» **DATASET RECORDS**
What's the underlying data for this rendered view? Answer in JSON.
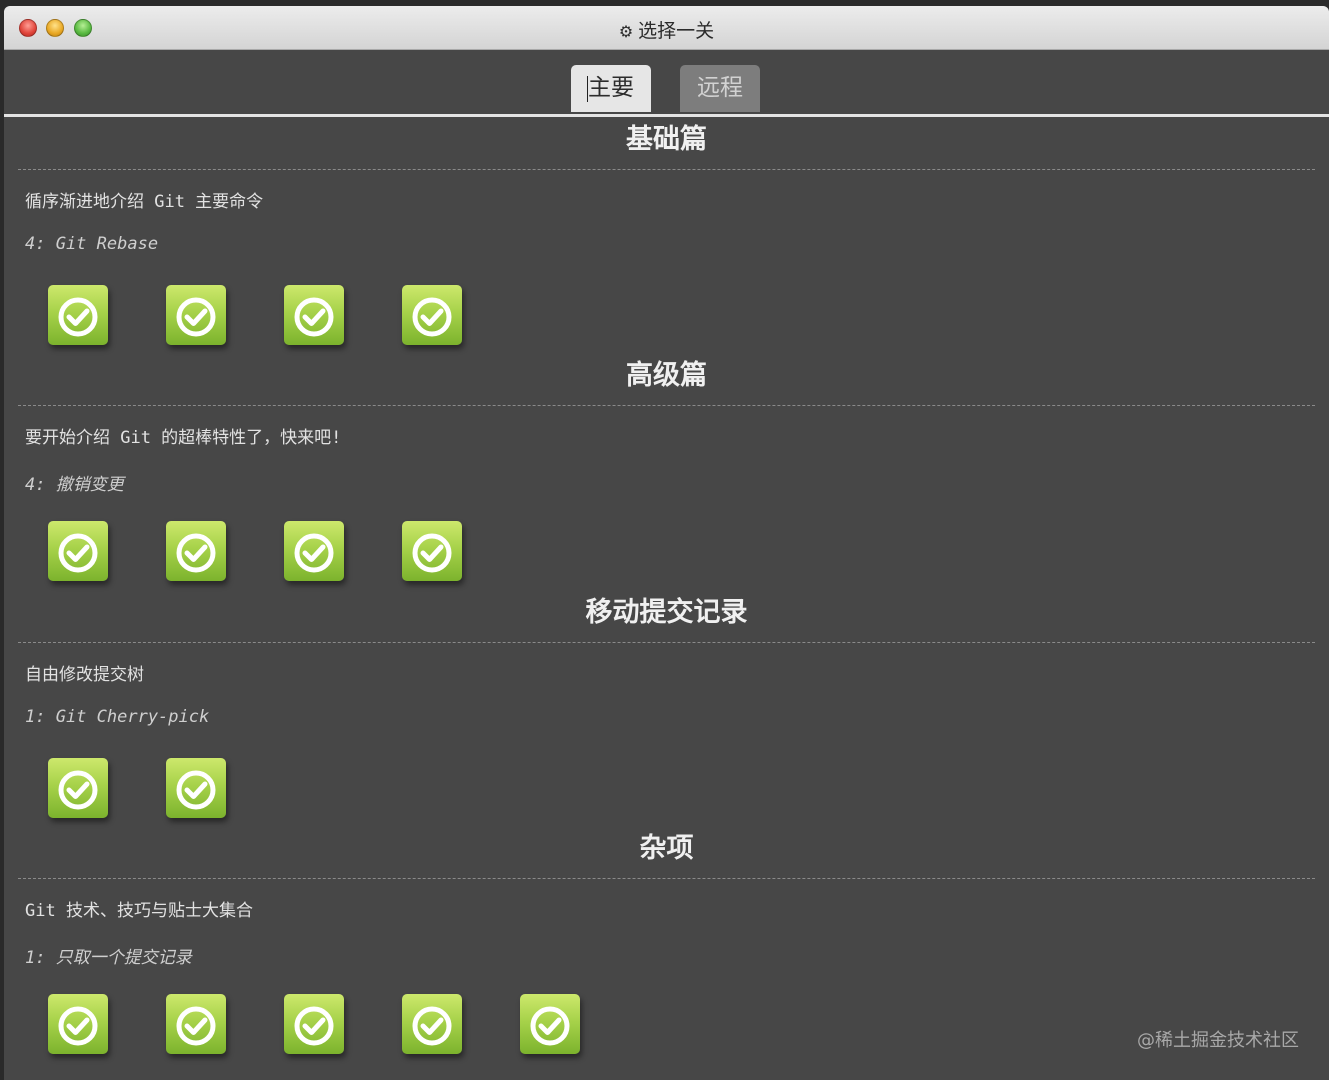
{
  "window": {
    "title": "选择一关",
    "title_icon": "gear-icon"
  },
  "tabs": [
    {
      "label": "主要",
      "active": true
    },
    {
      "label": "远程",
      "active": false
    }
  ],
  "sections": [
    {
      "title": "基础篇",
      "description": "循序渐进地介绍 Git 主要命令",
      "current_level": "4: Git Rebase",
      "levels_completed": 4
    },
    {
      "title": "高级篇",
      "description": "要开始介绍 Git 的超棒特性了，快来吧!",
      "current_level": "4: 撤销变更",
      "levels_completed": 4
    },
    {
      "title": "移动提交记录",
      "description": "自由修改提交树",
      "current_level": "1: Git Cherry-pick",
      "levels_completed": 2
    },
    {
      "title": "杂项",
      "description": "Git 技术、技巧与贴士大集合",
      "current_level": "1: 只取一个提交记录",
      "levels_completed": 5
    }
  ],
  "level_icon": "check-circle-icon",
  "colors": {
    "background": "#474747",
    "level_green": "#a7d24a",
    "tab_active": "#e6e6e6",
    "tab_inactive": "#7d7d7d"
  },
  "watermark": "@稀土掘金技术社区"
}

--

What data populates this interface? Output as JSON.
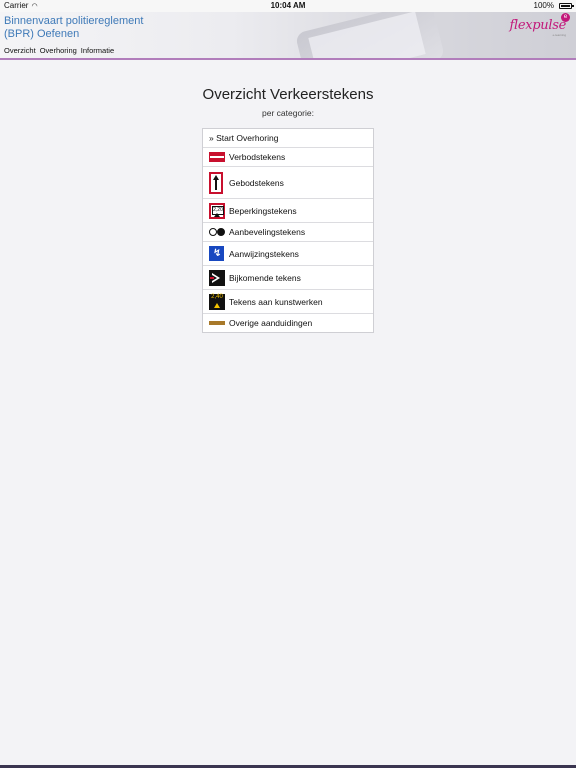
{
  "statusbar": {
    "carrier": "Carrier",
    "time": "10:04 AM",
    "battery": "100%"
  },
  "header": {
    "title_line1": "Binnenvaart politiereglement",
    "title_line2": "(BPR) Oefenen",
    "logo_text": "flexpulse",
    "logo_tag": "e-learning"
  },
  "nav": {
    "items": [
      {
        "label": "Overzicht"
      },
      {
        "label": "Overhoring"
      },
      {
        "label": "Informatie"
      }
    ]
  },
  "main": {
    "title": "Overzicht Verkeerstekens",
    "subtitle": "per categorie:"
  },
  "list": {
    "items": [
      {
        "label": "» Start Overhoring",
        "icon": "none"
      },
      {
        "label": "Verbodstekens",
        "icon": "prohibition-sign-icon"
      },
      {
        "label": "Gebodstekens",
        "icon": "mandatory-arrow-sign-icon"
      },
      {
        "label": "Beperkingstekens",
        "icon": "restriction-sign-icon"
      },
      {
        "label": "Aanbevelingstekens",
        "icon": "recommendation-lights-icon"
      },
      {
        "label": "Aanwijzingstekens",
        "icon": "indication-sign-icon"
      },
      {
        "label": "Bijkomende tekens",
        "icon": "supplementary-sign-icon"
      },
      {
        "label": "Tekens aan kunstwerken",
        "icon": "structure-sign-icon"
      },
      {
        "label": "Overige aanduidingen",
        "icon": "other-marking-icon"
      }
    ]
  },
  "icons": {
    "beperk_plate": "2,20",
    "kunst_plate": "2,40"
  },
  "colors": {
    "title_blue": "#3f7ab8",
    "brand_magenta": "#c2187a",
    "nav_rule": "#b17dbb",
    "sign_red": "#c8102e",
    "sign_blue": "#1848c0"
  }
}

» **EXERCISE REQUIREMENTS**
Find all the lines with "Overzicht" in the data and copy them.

» **SOLVED EXERCISE**
        "label": "Overzicht"
    "title": "Overzicht Verkeerstekens",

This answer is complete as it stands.